We have lost, if we ever had it, the democratic nature of our republic. I think this should be a period free from corruption, both illegal and legal (through lax or non-existent campaign finance laws). From foreign interference to collusion in our elections, we have seen a degradation of American democratic institutions in my lifetime. To be a truly free society, we must have influence over those who represent us and the due diligence to use that power responsibly by holding them accountable. As misguided and flawed as any human beings on this planet, our Founding Fathers (and mothers) actualized as best they could the idea of a free and open society.

The 18th century seems so distant and the concessions (such as slavery) that seem so disparate to the ideals of liberty, self-government and (relative) toleration beg us to ask, why should we respect these men and the supposed freedom they stood for? To follow a question with a question, how can our leaders and citizens in the present tout these United States as a free and open society when our contradictions are as bad if not worse (in scale, at least)?

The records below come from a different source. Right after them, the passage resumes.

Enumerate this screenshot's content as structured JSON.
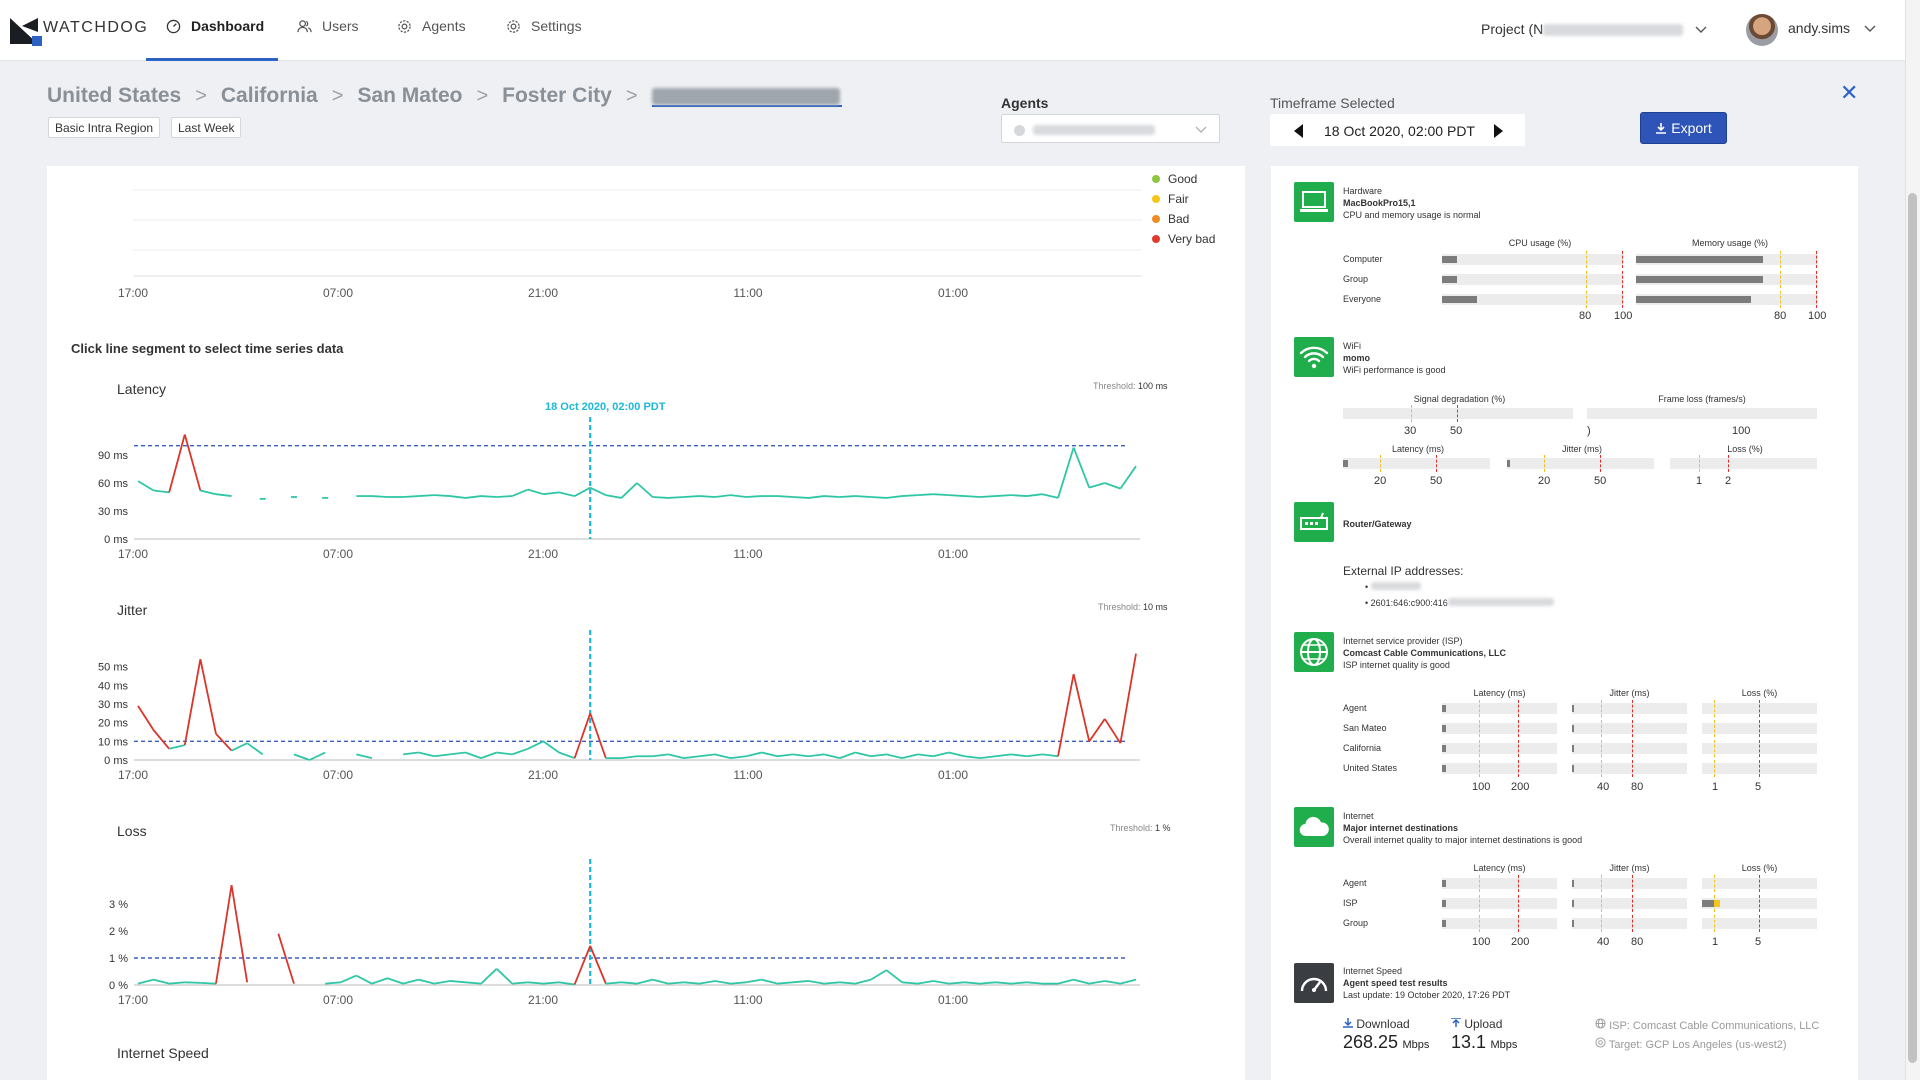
{
  "app": {
    "logo_text": "WATCHDOG"
  },
  "nav": {
    "items": [
      {
        "label": "Dashboard",
        "icon": "dashboard-icon"
      },
      {
        "label": "Users",
        "icon": "users-icon"
      },
      {
        "label": "Agents",
        "icon": "gear-icon"
      },
      {
        "label": "Settings",
        "icon": "gear-icon"
      }
    ],
    "active": "Dashboard",
    "project_label": "Project (N",
    "username": "andy.sims"
  },
  "breadcrumb": {
    "items": [
      "United States",
      "California",
      "San Mateo",
      "Foster City"
    ],
    "chips": [
      "Basic Intra Region",
      "Last Week"
    ]
  },
  "controls": {
    "agents_label": "Agents",
    "timeframe_label": "Timeframe Selected",
    "timeframe_value": "18 Oct 2020, 02:00 PDT",
    "export_label": "Export"
  },
  "legend": {
    "items": [
      {
        "label": "Good",
        "color": "#8dc63f"
      },
      {
        "label": "Fair",
        "color": "#f5c518"
      },
      {
        "label": "Bad",
        "color": "#f08a24"
      },
      {
        "label": "Very bad",
        "color": "#e03a2f"
      }
    ]
  },
  "charts_section": {
    "instruction": "Click line segment to select time series data",
    "time_ticks": [
      "17:00",
      "07:00",
      "21:00",
      "11:00",
      "01:00"
    ],
    "selected_marker": "18 Oct 2020, 02:00 PDT",
    "internet_speed_label": "Internet Speed"
  },
  "chart_data": [
    {
      "type": "line",
      "title": "Latency",
      "threshold_label": "Threshold:",
      "threshold_value_text": "100 ms",
      "threshold": 100,
      "y_ticks": [
        "90 ms",
        "60 ms",
        "30 ms",
        "0 ms"
      ],
      "ylim": [
        0,
        120
      ],
      "x_ticks": [
        "17:00",
        "07:00",
        "21:00",
        "11:00",
        "01:00"
      ],
      "values": [
        62,
        52,
        50,
        112,
        52,
        48,
        46,
        null,
        43,
        null,
        45,
        null,
        44,
        null,
        46,
        46,
        45,
        45,
        46,
        47,
        46,
        44,
        46,
        45,
        46,
        53,
        48,
        50,
        46,
        55,
        47,
        44,
        60,
        45,
        44,
        45,
        46,
        45,
        47,
        45,
        46,
        46,
        45,
        44,
        46,
        45,
        46,
        45,
        44,
        46,
        47,
        48,
        47,
        46,
        45,
        46,
        47,
        46,
        48,
        44,
        98,
        55,
        60,
        54,
        78
      ]
    },
    {
      "type": "line",
      "title": "Jitter",
      "threshold_label": "Threshold:",
      "threshold_value_text": "10 ms",
      "threshold": 10,
      "y_ticks": [
        "50 ms",
        "40 ms",
        "30 ms",
        "20 ms",
        "10 ms",
        "0 ms"
      ],
      "ylim": [
        0,
        60
      ],
      "x_ticks": [
        "17:00",
        "07:00",
        "21:00",
        "11:00",
        "01:00"
      ],
      "values": [
        29,
        16,
        6,
        8,
        54,
        14,
        5,
        9,
        3,
        null,
        3,
        0,
        4,
        null,
        3,
        1,
        null,
        3,
        4,
        2,
        3,
        4,
        1,
        4,
        3,
        6,
        10,
        4,
        1,
        25,
        1,
        1,
        2,
        2,
        3,
        1,
        2,
        3,
        1,
        2,
        4,
        2,
        3,
        2,
        3,
        1,
        4,
        2,
        3,
        1,
        3,
        2,
        4,
        2,
        1,
        2,
        3,
        2,
        3,
        2,
        46,
        10,
        22,
        9,
        57
      ]
    },
    {
      "type": "line",
      "title": "Loss",
      "threshold_label": "Threshold:",
      "threshold_value_text": "1 %",
      "threshold": 1,
      "y_ticks": [
        "3 %",
        "2 %",
        "1 %",
        "0 %"
      ],
      "ylim": [
        0,
        4
      ],
      "x_ticks": [
        "17:00",
        "07:00",
        "21:00",
        "11:00",
        "01:00"
      ],
      "values": [
        0.05,
        0.2,
        0.05,
        0.1,
        0.08,
        0.05,
        3.7,
        0.1,
        null,
        1.9,
        0.05,
        null,
        0.05,
        0.1,
        0.35,
        0.05,
        0.25,
        0.05,
        0.2,
        0.05,
        0.15,
        0.1,
        0.05,
        0.6,
        0.05,
        0.1,
        0.05,
        0.1,
        0.02,
        1.45,
        0.05,
        0.1,
        0.05,
        0.2,
        0.05,
        0.1,
        0.05,
        0.15,
        0.05,
        0.1,
        0.2,
        0.05,
        0.1,
        0.15,
        0.05,
        0.1,
        0.05,
        0.2,
        0.55,
        0.1,
        0.05,
        0.15,
        0.05,
        0.1,
        0.05,
        0.1,
        0.05,
        0.1,
        0.05,
        0.05,
        0.2,
        0.05,
        0.15,
        0.05,
        0.2
      ]
    }
  ],
  "hardware": {
    "title": "Hardware",
    "model": "MacBookPro15,1",
    "status": "CPU and memory usage is normal",
    "cpu_header": "CPU usage (%)",
    "mem_header": "Memory usage (%)",
    "rows": [
      {
        "label": "Computer",
        "cpu": 0.08,
        "mem": 0.7
      },
      {
        "label": "Group",
        "cpu": 0.08,
        "mem": 0.7
      },
      {
        "label": "Everyone",
        "cpu": 0.19,
        "mem": 0.63
      }
    ],
    "axis": [
      "80",
      "100"
    ]
  },
  "wifi": {
    "title": "WiFi",
    "name": "momo",
    "status": "WiFi performance is good",
    "signal_header": "Signal degradation (%)",
    "signal_axis": [
      "30",
      "50"
    ],
    "frame_header": "Frame loss (frames/s)",
    "frame_axis_left": ")",
    "frame_axis": "100",
    "latency_header": "Latency (ms)",
    "latency_axis": [
      "20",
      "50"
    ],
    "jitter_header": "Jitter (ms)",
    "jitter_axis": [
      "20",
      "50"
    ],
    "loss_header": "Loss (%)",
    "loss_axis": [
      "1",
      "2"
    ]
  },
  "router": {
    "title": "Router/Gateway",
    "ext_ip_label": "External IP addresses:",
    "ip2": "2601:646:c900:416"
  },
  "isp": {
    "title": "Internet service provider (ISP)",
    "name": "Comcast Cable Communications, LLC",
    "status": "ISP internet quality is good",
    "latency_header": "Latency (ms)",
    "jitter_header": "Jitter (ms)",
    "loss_header": "Loss (%)",
    "rows": [
      "Agent",
      "San Mateo",
      "California",
      "United States"
    ],
    "latency_axis": [
      "100",
      "200"
    ],
    "jitter_axis": [
      "40",
      "80"
    ],
    "loss_axis": [
      "1",
      "5"
    ]
  },
  "internet": {
    "title": "Internet",
    "name": "Major internet destinations",
    "status": "Overall internet quality to major internet destinations is good",
    "latency_header": "Latency (ms)",
    "jitter_header": "Jitter (ms)",
    "loss_header": "Loss (%)",
    "rows": [
      "Agent",
      "ISP",
      "Group"
    ],
    "latency_axis": [
      "100",
      "200"
    ],
    "jitter_axis": [
      "40",
      "80"
    ],
    "loss_axis": [
      "1",
      "5"
    ]
  },
  "speed": {
    "title": "Internet Speed",
    "subtitle": "Agent speed test results",
    "last_update": "Last update: 19 October 2020, 17:26 PDT",
    "download_label": "Download",
    "download_value": "268.25",
    "upload_label": "Upload",
    "upload_value": "13.1",
    "unit": "Mbps",
    "isp_text": "ISP: Comcast Cable Communications, LLC",
    "target_text": "Target: GCP Los Angeles (us-west2)"
  }
}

The world is not black and white, as much as we would like it to be, as much as we try to make it so, it is not. We exist in the grey of morality every day in the choices we make between others and ourselves. That is why we must be unequivocally diligent in our duty to higher thought. It is no small feat. In fact, it could be argued that it is a part of the struggle of our entire species to evolve and adapt to an environment that is experiencing rapid change. Change so rapid that we are not prepared for it. This oath to higher thinking, in regards to the government, must be bound within the ideals of liberty, self-government, toleration and equality. How can we claim to be the world leader of freedom if our people are not free? The creators of our Constitution and the great leaders throughout history that have followed them understood that the Constitution was to be an embodiment of ideas, not merely a textual guide to government. With even the slightest of digging into the creation of our government, one can see that the Constitution is much more than a document which establishes and sets bounds for the government. It is a physical manifestation of the idea of what government should be. With the tools available to them, the founders did the best they could, even though many of them held very contradictory views to what we might (and other founders did) consider to be the definitions of “freedom” and “self-government”.

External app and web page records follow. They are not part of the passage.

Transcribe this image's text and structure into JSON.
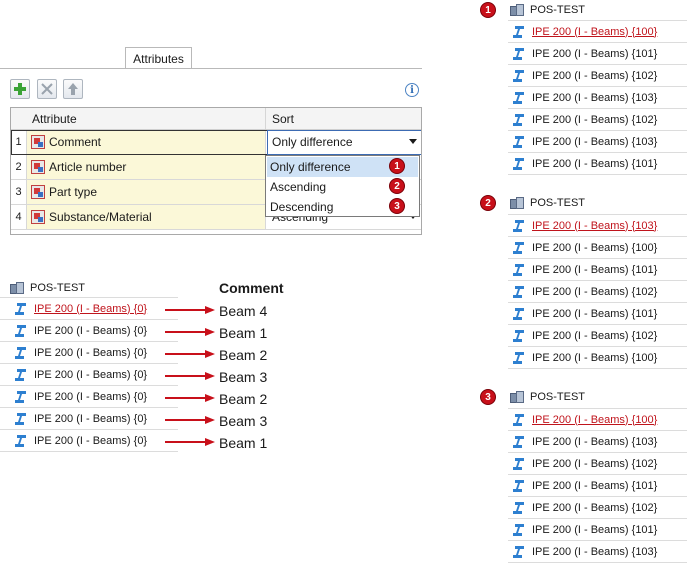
{
  "attributes_tab": {
    "label": "Attributes"
  },
  "toolbar": {
    "add_title": "Add",
    "delete_title": "Delete",
    "move_up_title": "Move up",
    "info_label": "i"
  },
  "grid": {
    "columns": [
      "Attribute",
      "Sort"
    ],
    "rows": [
      {
        "num": "1",
        "attribute": "Comment",
        "sort": "Only difference"
      },
      {
        "num": "2",
        "attribute": "Article number",
        "sort": ""
      },
      {
        "num": "3",
        "attribute": "Part type",
        "sort": ""
      },
      {
        "num": "4",
        "attribute": "Substance/Material",
        "sort": "Ascending"
      }
    ]
  },
  "sort_dropdown": {
    "options": [
      {
        "label": "Only difference",
        "badge": "1"
      },
      {
        "label": "Ascending",
        "badge": "2"
      },
      {
        "label": "Descending",
        "badge": "3"
      }
    ]
  },
  "left_tree": {
    "title": "POS-TEST",
    "items": [
      "IPE 200 (I - Beams) {0}",
      "IPE 200 (I - Beams) {0}",
      "IPE 200 (I - Beams) {0}",
      "IPE 200 (I - Beams) {0}",
      "IPE 200 (I - Beams) {0}",
      "IPE 200 (I - Beams) {0}",
      "IPE 200 (I - Beams) {0}"
    ],
    "comment_header": "Comment",
    "comments": [
      "Beam 4",
      "Beam 1",
      "Beam 2",
      "Beam 3",
      "Beam 2",
      "Beam 3",
      "Beam 1"
    ]
  },
  "tree_1": {
    "badge": "1",
    "title": "POS-TEST",
    "items": [
      "IPE 200 (I - Beams) {100}",
      "IPE 200 (I - Beams) {101}",
      "IPE 200 (I - Beams) {102}",
      "IPE 200 (I - Beams) {103}",
      "IPE 200 (I - Beams) {102}",
      "IPE 200 (I - Beams) {103}",
      "IPE 200 (I - Beams) {101}"
    ]
  },
  "tree_2": {
    "badge": "2",
    "title": "POS-TEST",
    "items": [
      "IPE 200 (I - Beams) {103}",
      "IPE 200 (I - Beams) {100}",
      "IPE 200 (I - Beams) {101}",
      "IPE 200 (I - Beams) {102}",
      "IPE 200 (I - Beams) {101}",
      "IPE 200 (I - Beams) {102}",
      "IPE 200 (I - Beams) {100}"
    ]
  },
  "tree_3": {
    "badge": "3",
    "title": "POS-TEST",
    "items": [
      "IPE 200 (I - Beams) {100}",
      "IPE 200 (I - Beams) {103}",
      "IPE 200 (I - Beams) {102}",
      "IPE 200 (I - Beams) {101}",
      "IPE 200 (I - Beams) {102}",
      "IPE 200 (I - Beams) {101}",
      "IPE 200 (I - Beams) {103}"
    ]
  },
  "colors": {
    "accent_red": "#c8101a",
    "selection_blue": "#cfe2f6",
    "attribute_cell": "#fbf8d8",
    "beam_icon": "#2d7fd0"
  },
  "icons": [
    "add-icon",
    "delete-icon",
    "move-up-icon",
    "info-icon",
    "attribute-icon",
    "position-group-icon",
    "i-beam-icon",
    "dropdown-arrow-icon",
    "red-arrow-icon"
  ]
}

Self-government is not merely a right, but a duty. To be worthy of the responsibility of deciding which direction our nation goes in, one must have some degree of self-government not in the sense of democracy, but an introspective view of one’s self as to determine the source of one’s thoughts. This requires a great deal of courage and is a pillar upon which an open and democratic society must stand upon. But it is also, and of course I am biased by experience, a path to a richer, more fulfilled life for all citizens.

After the horrible events in Parkland, Florida, I felt obliged to rewrite part of this and to include this disclaimer: the right to be safe in one’s own country is the most basic freedom a society can protect and we are all duty bound not only to protect each other from harm, but to hold accountable the government whose duty it is to protect us. The student survivors of this single mass shooting have turned into activists. These high school students have revived hope in myself and those of us who wish to see the United States be the equal and free nation it can and should be. I couldn’t be more proud of my fellow citizens and all of those activists who have laid the path for them to take action. These patriots are fulfilling their duty not only to themselves, but to the rest of us, to hold the “thoughts and prayers” politicians accountable for all those who have been victims of gun violence in this country. I’ll see y’all on March 24 at the March for Our Lives.